Lesson of Hope:
If you appreciate your parents, you express your appreciation by listening and honoring them. If you appreciate your job, you will devote the necessary time to ensuring the company’s success. For those who love their family, they will show their love by spending time and energy cultivating those relationships. When it comes to us showing our love for life, we will invest time in our growth and development.
When you waste time, you are essentially saying you do not appreciate your time on earth. You waste time by watching mindless hours of television, or read your Facebook feed every ten minutes. Most people waste time by constantly interacting with their cellphone. A study performed by Deloitte found that Americans collectively check their smartphones upwards of 8 billion times per day. The study went on to say that most people check their phones while shopping, watching television, and during leisure time (bathroom, restaurants, sporting events, etc.). How much of your life do you spend on your cell phone?
I have tons of pictures in my phone, and I have started to wonder if I am missing the moment trying to capture the memory? Could I have been a part of the event if I was not trying to capture the photo on my phone? These questions are my attempt to challenge myself to prioritize what matters most. Would I rather enjoy the moment with my family or capture the moment of their joy without me? The events we devote our time to are the events we will be remembered by. If we do not like the way we will be remembered, we need to change what we dedicate our time to. If you want to be remembered as a family person, spend more time with your family. If you want to be remembered as an entrepreneur, spend more time growing your business. If you want to be remembered as a philanthropist, volunteer your time to helping others.
Hope in Action:
George Washington Carver was a scientist and inventor. His work at Tuskegee Institute’s agricultural department included pioneering research on plant biology. Carver invented over 300 things from peanuts (milk, plastics, dyes, cosmetics, paint, soap, ink) and over 100 from sweet potatoes (molasses, postage stamp glue, vinegar, and synthetic rubber). He even invented a type of gasoline from peanuts. To Carver, the applications of peanuts were infinite.

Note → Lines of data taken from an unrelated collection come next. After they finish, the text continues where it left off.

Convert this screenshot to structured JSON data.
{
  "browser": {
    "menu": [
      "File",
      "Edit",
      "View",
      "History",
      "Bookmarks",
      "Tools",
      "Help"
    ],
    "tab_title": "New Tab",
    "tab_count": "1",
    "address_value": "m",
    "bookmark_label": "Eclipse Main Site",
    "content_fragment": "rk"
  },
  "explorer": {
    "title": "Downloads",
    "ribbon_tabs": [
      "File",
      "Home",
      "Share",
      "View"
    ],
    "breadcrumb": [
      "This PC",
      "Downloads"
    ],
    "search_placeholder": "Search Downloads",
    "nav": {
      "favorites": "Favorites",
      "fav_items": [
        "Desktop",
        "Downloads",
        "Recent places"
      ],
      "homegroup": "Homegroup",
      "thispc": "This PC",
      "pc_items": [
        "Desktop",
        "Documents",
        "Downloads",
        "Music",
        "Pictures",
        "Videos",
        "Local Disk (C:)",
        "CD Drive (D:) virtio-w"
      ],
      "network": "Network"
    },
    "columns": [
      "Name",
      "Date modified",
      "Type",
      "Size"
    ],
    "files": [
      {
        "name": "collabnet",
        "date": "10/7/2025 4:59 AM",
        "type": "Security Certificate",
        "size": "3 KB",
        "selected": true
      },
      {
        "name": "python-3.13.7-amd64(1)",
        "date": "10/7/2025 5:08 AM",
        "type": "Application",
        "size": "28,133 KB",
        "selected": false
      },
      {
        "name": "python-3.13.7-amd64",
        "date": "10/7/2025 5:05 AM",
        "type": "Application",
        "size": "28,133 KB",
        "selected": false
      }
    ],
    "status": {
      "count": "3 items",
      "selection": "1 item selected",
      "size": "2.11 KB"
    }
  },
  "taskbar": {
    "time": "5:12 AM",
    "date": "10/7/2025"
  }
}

There are accounts of Carver helping solve the cotton crisis by recommending peanuts and soybeans be planted. His thought was they would restore the nitrogen to the soil, which would create the environment for cotton to flourish. Carver’s hunch was correct and his recommendation saved the American Cotton industry. Carver gave speeches to the Peanut Growers Association in 1920, educating them on the many uses of peanut butter. A couple years later, he was summoned before Congress to speak on his support of a tariff for imported peanuts.
While Carver did not actually invent peanut butter, his research earned him the title, “the Peanut Man”. Carver’s name was synonymous with peanuts. He spent his life learning, speaking, and sharing his love for peanuts.
PONDER: Where you devote your time will tell people all they need to know about your priorities. How you decide to dedicate your time is what people will remember about you. CONNECT: Do your priorities of action match your priorities of heart? Do you devote time to things that will help you fulfill your life goal? ACCOMPLISH: Spend a week, tracking everything you spend time on and total the minutes. If your time allotment does not match your priorities, remove the largest time wasting activity over the next week. Repeat this process every week until your time allotment matches how you see yourself.
Forecast Hope | Be More